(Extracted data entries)
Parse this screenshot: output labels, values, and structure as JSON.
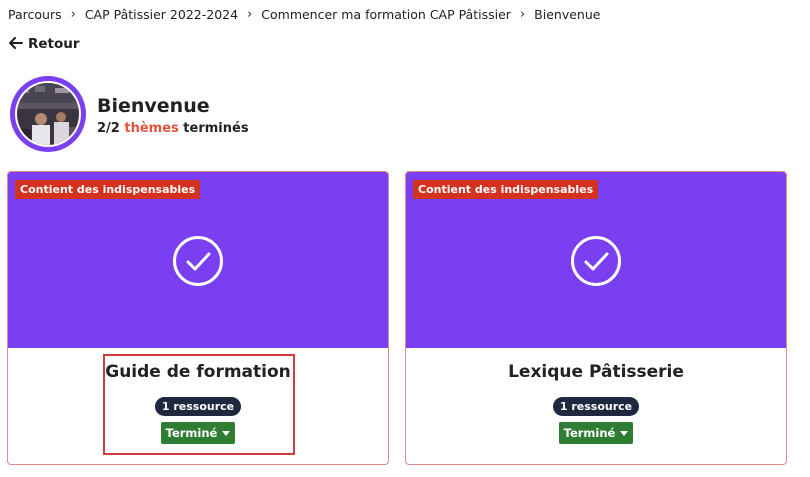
{
  "breadcrumb": {
    "items": [
      "Parcours",
      "CAP Pâtissier 2022-2024",
      "Commencer ma formation CAP Pâtissier",
      "Bienvenue"
    ],
    "separator": "›"
  },
  "back": {
    "icon": "arrow-left-icon",
    "label": "Retour"
  },
  "header": {
    "title": "Bienvenue",
    "progress_count": "2/2",
    "progress_accent": "thèmes",
    "progress_suffix": "terminés"
  },
  "cards": [
    {
      "tag": "Contient des indispensables",
      "icon": "check-circle-icon",
      "title": "Guide de formation",
      "resources": "1 ressource",
      "status": "Terminé"
    },
    {
      "tag": "Contient des indispensables",
      "icon": "check-circle-icon",
      "title": "Lexique Pâtisserie",
      "resources": "1 ressource",
      "status": "Terminé"
    }
  ],
  "colors": {
    "primary": "#7b3ff2",
    "tag": "#d5311f",
    "status": "#2e7d32",
    "pill": "#1e2940",
    "accent_text": "#e3533a"
  }
}
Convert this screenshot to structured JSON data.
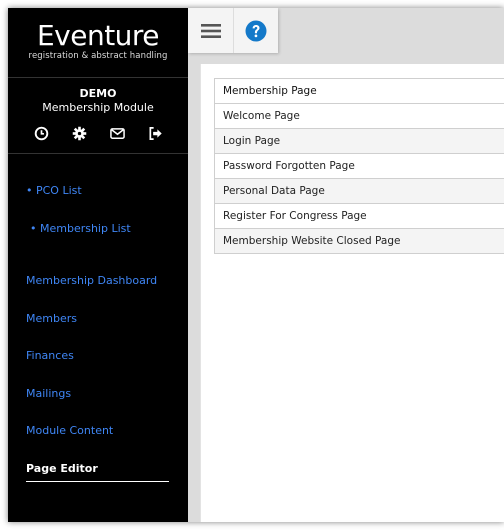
{
  "app": {
    "logo_name": "Eventure",
    "logo_tagline": "registration & abstract handling"
  },
  "sidebar": {
    "organization": "DEMO",
    "module": "Membership Module",
    "icon_buttons": [
      "clock-icon",
      "gear-icon",
      "envelope-icon",
      "sign-out-icon"
    ],
    "sub_items": [
      {
        "label": "• PCO List"
      },
      {
        "label": "• Membership List"
      }
    ],
    "items": [
      {
        "label": "Membership Dashboard"
      },
      {
        "label": "Members"
      },
      {
        "label": "Finances"
      },
      {
        "label": "Mailings"
      },
      {
        "label": "Module Content"
      },
      {
        "label": "Page Editor",
        "active": true
      }
    ]
  },
  "toolbar": {
    "menu_icon": "hamburger-menu-icon",
    "help_icon": "help-icon"
  },
  "pages_table": {
    "rows": [
      "Membership Page",
      "Welcome Page",
      "Login Page",
      "Password Forgotten Page",
      "Personal Data Page",
      "Register For Congress Page",
      "Membership Website Closed Page"
    ]
  },
  "colors": {
    "sidebar_bg": "#000000",
    "nav_link": "#3f86f5",
    "help_blue": "#1479c9",
    "toolbar_icon": "#555555"
  }
}
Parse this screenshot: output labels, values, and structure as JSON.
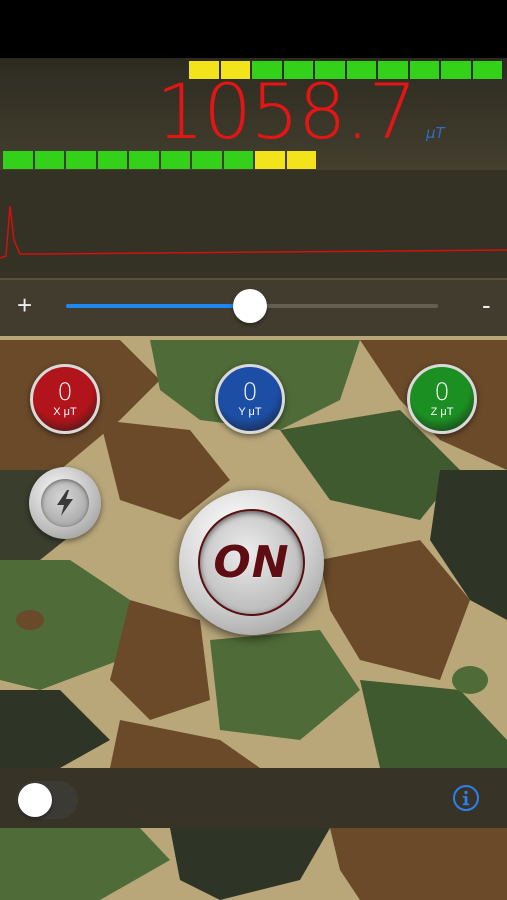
{
  "meter": {
    "reading": "1058.7",
    "unit": "μT",
    "top_bar": [
      "off",
      "off",
      "off",
      "off",
      "off",
      "off",
      "yellow",
      "yellow",
      "green",
      "green",
      "green",
      "green",
      "green",
      "green",
      "green",
      "green"
    ],
    "bottom_bar": [
      "green",
      "green",
      "green",
      "green",
      "green",
      "green",
      "green",
      "green",
      "yellow",
      "yellow",
      "off",
      "off",
      "off",
      "off",
      "off",
      "off"
    ]
  },
  "sensitivity": {
    "plus_label": "+",
    "minus_label": "-",
    "level": 0.5
  },
  "axes": [
    {
      "value": "0",
      "label": "X μT",
      "color": "#b1141a"
    },
    {
      "value": "0",
      "label": "Y μT",
      "color": "#1c4ea6"
    },
    {
      "value": "0",
      "label": "Z μT",
      "color": "#1c8f22"
    }
  ],
  "controls": {
    "on_label": "ON",
    "flash_icon": "lightning-bolt-icon",
    "toggle_on": false,
    "info_icon": "info-icon"
  },
  "colors": {
    "reading": "#e31515",
    "green_segment": "#33d11a",
    "yellow_segment": "#f2e31a",
    "slider_fill": "#1e87f0",
    "info": "#2e7ff0"
  }
}
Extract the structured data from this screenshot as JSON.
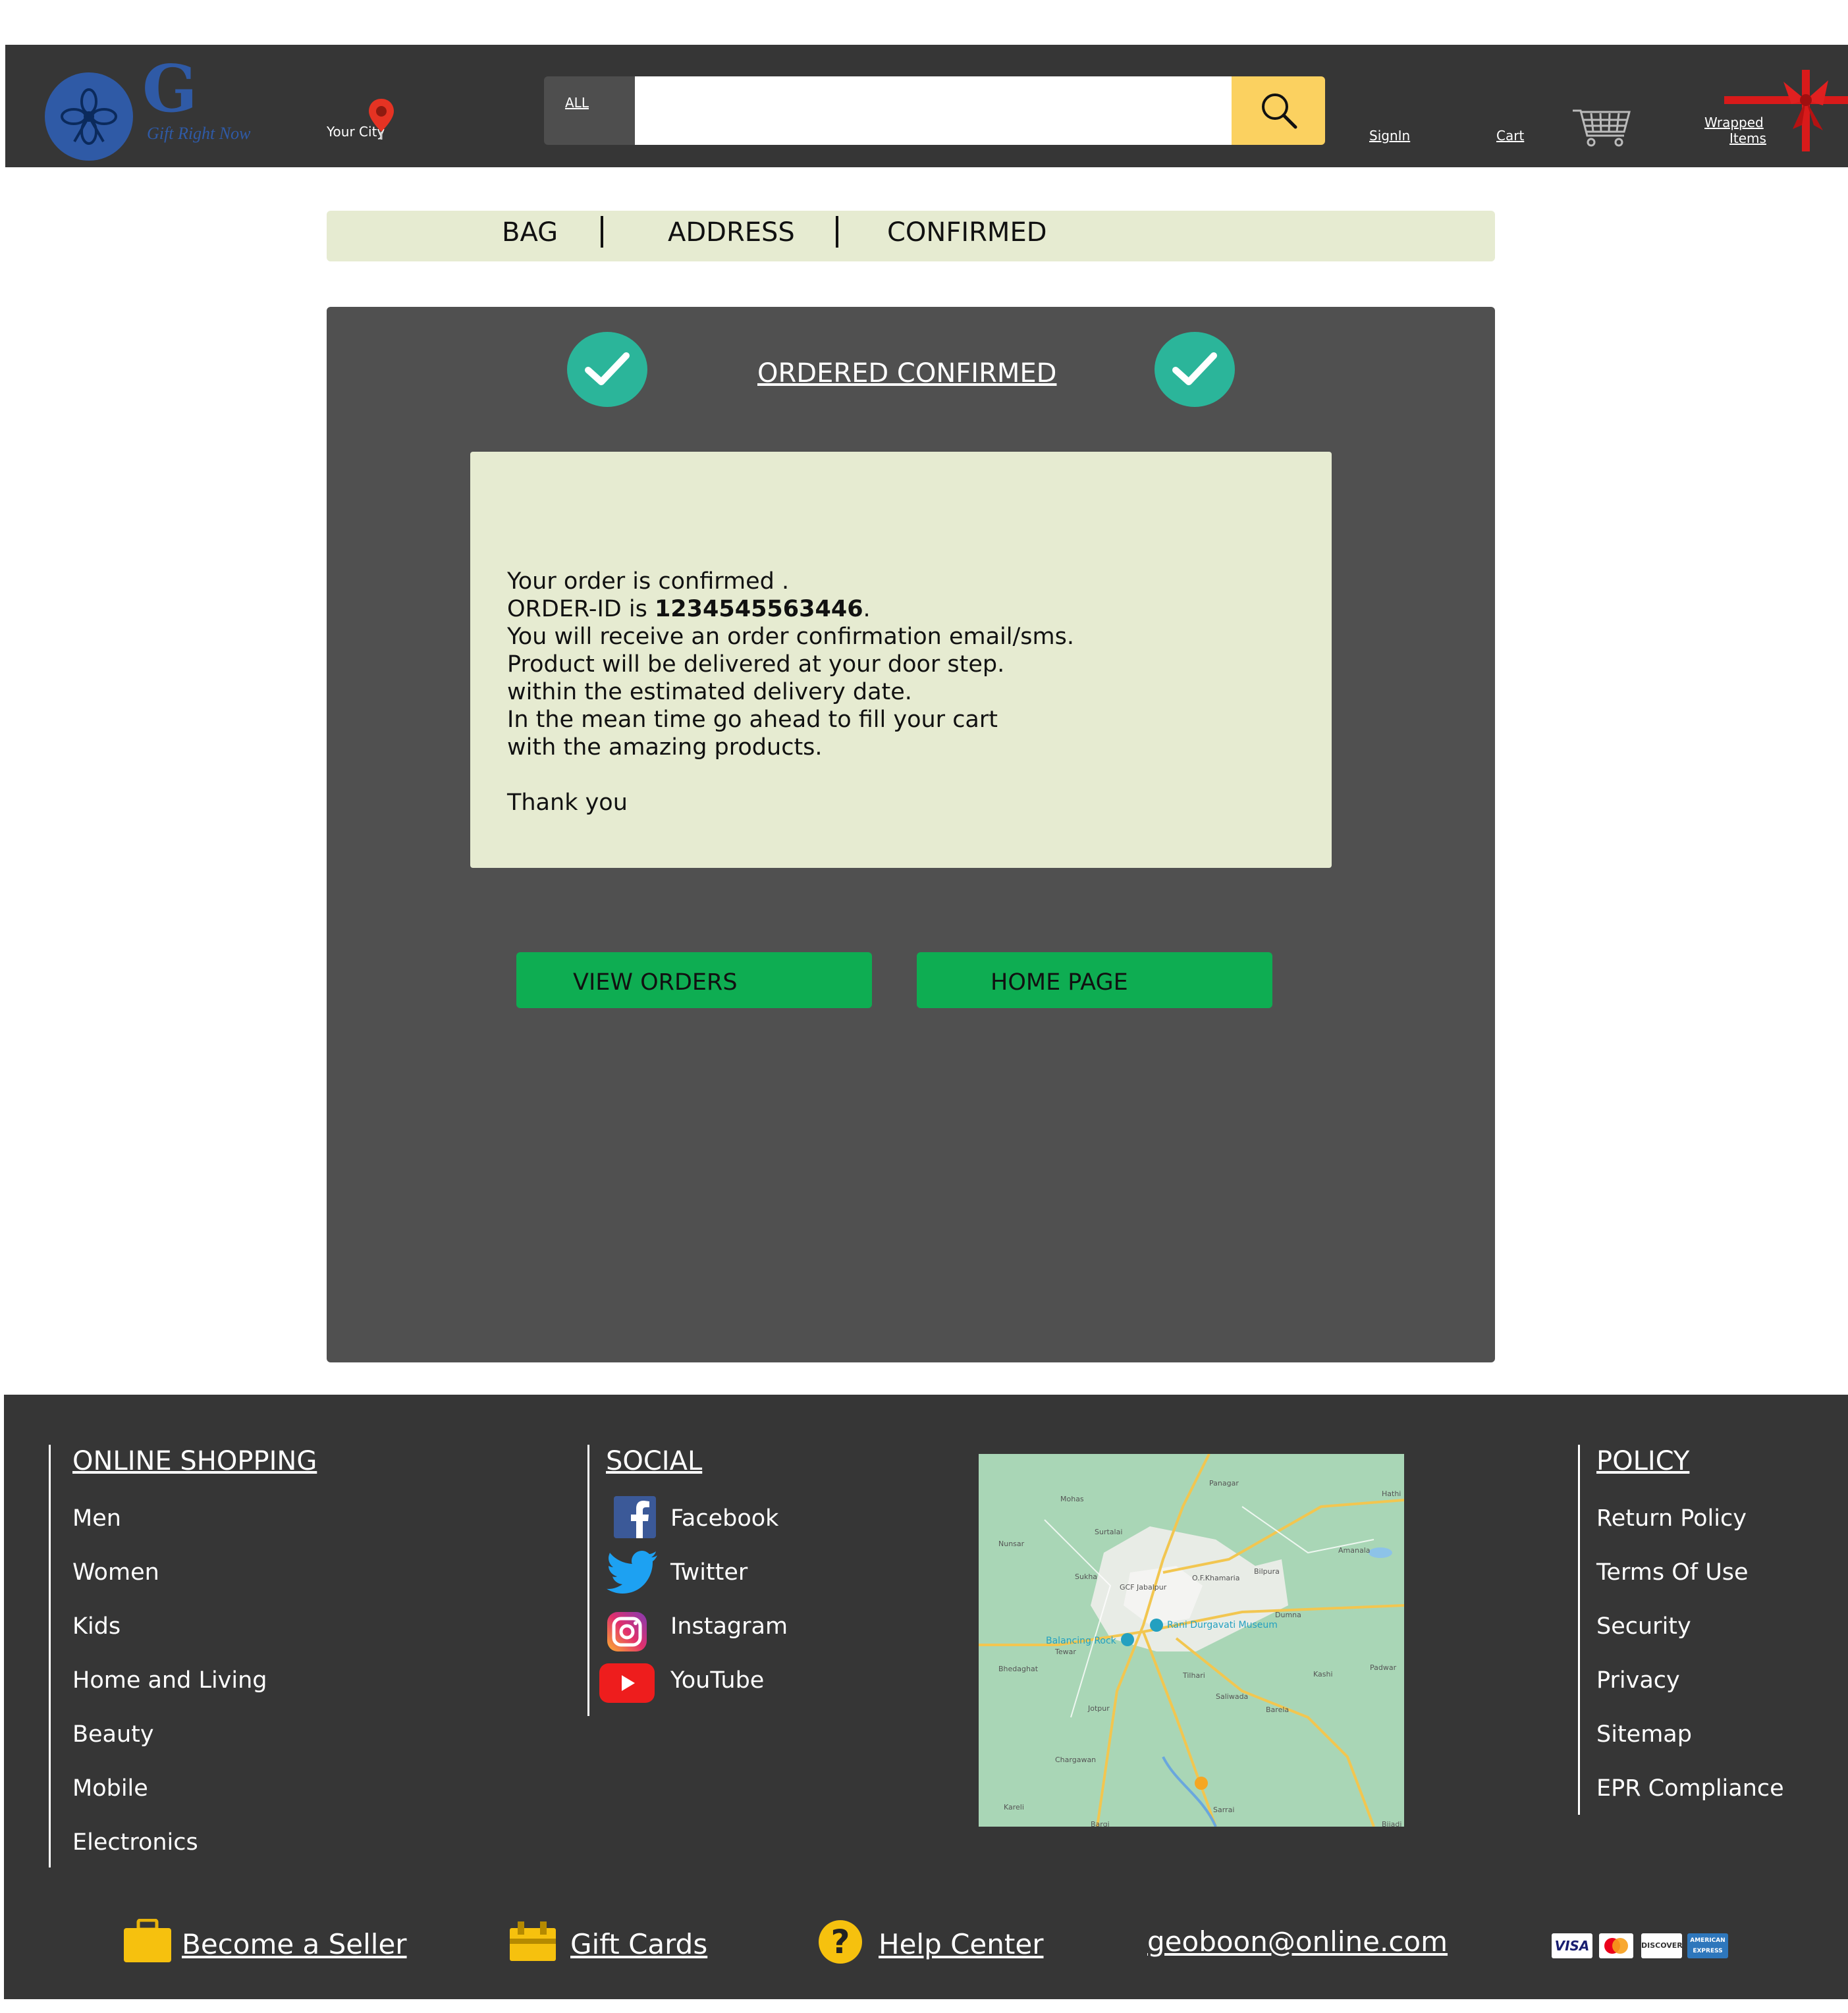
{
  "header": {
    "logo_letter": "G",
    "logo_tagline": "Gift Right Now",
    "city_label": "Your City",
    "search_category": "ALL",
    "search_value": "",
    "signin_label": "SignIn",
    "cart_label": "Cart",
    "wrapped_label_1": "Wrapped",
    "wrapped_label_2": "Items"
  },
  "stepper": {
    "steps": [
      "BAG",
      "ADDRESS",
      "CONFIRMED"
    ]
  },
  "confirmation": {
    "title": "ORDERED CONFIRMED",
    "line1": "Your order is confirmed .",
    "order_prefix": "ORDER-ID  is ",
    "order_id": "1234545563446",
    "order_suffix": ".",
    "line3": "You will receive an order confirmation email/sms.",
    "line4": "Product will be delivered at your door step.",
    "line5": "within the estimated delivery date.",
    "line6": "In the mean time go ahead to fill your cart",
    "line7": "with the amazing products.",
    "line8": "Thank you",
    "view_orders_label": "VIEW ORDERS",
    "home_page_label": "HOME PAGE"
  },
  "footer": {
    "online_shopping": {
      "heading": "ONLINE SHOPPING",
      "items": [
        "Men",
        "Women",
        "Kids",
        "Home and Living",
        "Beauty",
        "Mobile",
        "Electronics"
      ]
    },
    "social": {
      "heading": "SOCIAL",
      "items": [
        "Facebook",
        "Twitter",
        "Instagram",
        "YouTube"
      ]
    },
    "map_labels": [
      "Mohas",
      "Panagar",
      "Surtalai",
      "Nunsar",
      "Amanala",
      "Bilpura",
      "O.F.Khamaria",
      "Sukha",
      "GCF Jabalpur",
      "Dumna",
      "Rani Durgavati Museum",
      "Balancing Rock",
      "Tewar",
      "Bhedaghat",
      "Tilhari",
      "Saliwada",
      "Barela",
      "Kashi",
      "Padwar",
      "Jotpur",
      "Chargawan",
      "Kareli",
      "Sarrai",
      "Bargi",
      "Bijadi",
      "Hathi"
    ],
    "policy": {
      "heading": "POLICY",
      "items": [
        "Return Policy",
        "Terms Of Use",
        "Security",
        "Privacy",
        "Sitemap",
        "EPR Compliance"
      ]
    },
    "bottom": {
      "seller": "Become a Seller",
      "gift_cards": "Gift Cards",
      "help": "Help Center",
      "email": "geoboon@online.com"
    },
    "payments": [
      "VISA",
      "MasterCard",
      "DISCOVER",
      "AMERICAN EXPRESS"
    ]
  },
  "colors": {
    "header_bg": "#363636",
    "search_button": "#fbd160",
    "stepper_bg": "#e6ebd1",
    "panel_bg": "#505050",
    "check_green": "#2bb59a",
    "button_green": "#0ead52",
    "logo_blue": "#2f5aa6"
  }
}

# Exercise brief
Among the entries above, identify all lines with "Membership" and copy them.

# Answer below
    "module": "Membership Module",
        "label": "• Membership List"
        "label": "Membership Dashboard"
      "Membership Page",
      "Membership Website Closed Page"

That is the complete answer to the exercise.